Sections 34(4)(g) and 180(2)(b) of the Planning and Development Act 2000 provide respectively that a planning authority may attach conditions to a planning permission requiring the giving of adequate security for the satisfactory completion of a proposed development and, if a development is not subsequently completed satisfactorily, may apply a security, given under section 34, for the satisfactory completion of that development. My Department has consistently advised planning authorities that it is essential that planning permissions for residential developments are subject to conditions under which an acceptable security is provided by way of bond, cash deposit or otherwise so as to secure the satisfactory completion of those developments. Planning conditions must require the giving of sufficient security prior to commencement of development and planning authorities should ensure that they are in a position to draw down the security in cases where a developer fails satisfactorily to complete a residential development, or phase of a development, within the specified period.
It is a matter for the planning authority to determine both the level of the security, the duration and the type of security (e.g. the lodgement of a bond from a financial institution such as a bank, insurance company or building society, a cash lodgement or a letter of guarantee from the Construction Industry Federation) that will be required for each residential development. The amount of the security, the duration and the terms on which it is required to be given, must enable the planning authority, without cost to itself, to complete the necessary services (including roads, footpaths, water mains, sewers, lighting and open space) to a satisfactory standard in the event of default by the developer. Similarly, the enforcement of planning conditions, including conditions in relation to bonds, is a matter for the relevant planning authority.

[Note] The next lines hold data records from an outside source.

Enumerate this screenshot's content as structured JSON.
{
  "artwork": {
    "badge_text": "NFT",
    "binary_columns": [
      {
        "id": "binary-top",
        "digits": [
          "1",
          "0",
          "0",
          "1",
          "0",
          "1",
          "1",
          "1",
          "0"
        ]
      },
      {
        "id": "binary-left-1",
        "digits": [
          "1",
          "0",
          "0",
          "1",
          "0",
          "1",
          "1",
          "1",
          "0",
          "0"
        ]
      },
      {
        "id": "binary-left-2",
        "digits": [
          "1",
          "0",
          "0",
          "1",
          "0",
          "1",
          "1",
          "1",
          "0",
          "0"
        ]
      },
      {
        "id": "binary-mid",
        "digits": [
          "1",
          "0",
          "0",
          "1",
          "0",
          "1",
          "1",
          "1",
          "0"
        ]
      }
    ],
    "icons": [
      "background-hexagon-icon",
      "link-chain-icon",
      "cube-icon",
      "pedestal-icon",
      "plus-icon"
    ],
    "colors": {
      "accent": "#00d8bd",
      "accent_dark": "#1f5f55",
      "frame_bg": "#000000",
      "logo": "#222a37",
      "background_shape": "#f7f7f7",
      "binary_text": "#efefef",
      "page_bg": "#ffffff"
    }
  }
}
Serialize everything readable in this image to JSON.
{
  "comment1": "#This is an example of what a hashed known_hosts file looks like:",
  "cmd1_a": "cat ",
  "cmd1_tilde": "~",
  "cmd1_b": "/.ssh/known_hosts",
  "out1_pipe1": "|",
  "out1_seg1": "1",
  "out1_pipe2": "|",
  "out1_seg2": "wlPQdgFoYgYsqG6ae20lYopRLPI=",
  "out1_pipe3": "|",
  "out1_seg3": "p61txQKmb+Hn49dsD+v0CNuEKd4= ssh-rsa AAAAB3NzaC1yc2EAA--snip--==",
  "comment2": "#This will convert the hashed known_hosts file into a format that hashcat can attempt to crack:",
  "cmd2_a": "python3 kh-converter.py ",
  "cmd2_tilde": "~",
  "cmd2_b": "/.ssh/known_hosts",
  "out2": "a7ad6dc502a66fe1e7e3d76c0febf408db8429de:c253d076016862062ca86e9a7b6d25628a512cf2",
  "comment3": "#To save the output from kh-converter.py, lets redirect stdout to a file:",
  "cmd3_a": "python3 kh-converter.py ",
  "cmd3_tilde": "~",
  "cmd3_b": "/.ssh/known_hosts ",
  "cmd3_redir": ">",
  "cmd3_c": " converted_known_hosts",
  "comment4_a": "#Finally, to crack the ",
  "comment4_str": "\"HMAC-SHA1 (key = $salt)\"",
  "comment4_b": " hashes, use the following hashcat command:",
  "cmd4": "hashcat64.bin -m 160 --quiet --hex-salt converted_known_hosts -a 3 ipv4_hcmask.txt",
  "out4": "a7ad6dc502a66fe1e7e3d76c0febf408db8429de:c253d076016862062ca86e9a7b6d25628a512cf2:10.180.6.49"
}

The Advisory Group on Unfinished Housing Developments considered that the issue of securities and bonds merits further examination, including the use of more liquid securities such as cash deposits coupled to careful phasing of developments in a sequential manner to minimise the working capital impact. The matter remains under active consideration by the National Coordination Committee on Unfinished Housing Developments, which I chair.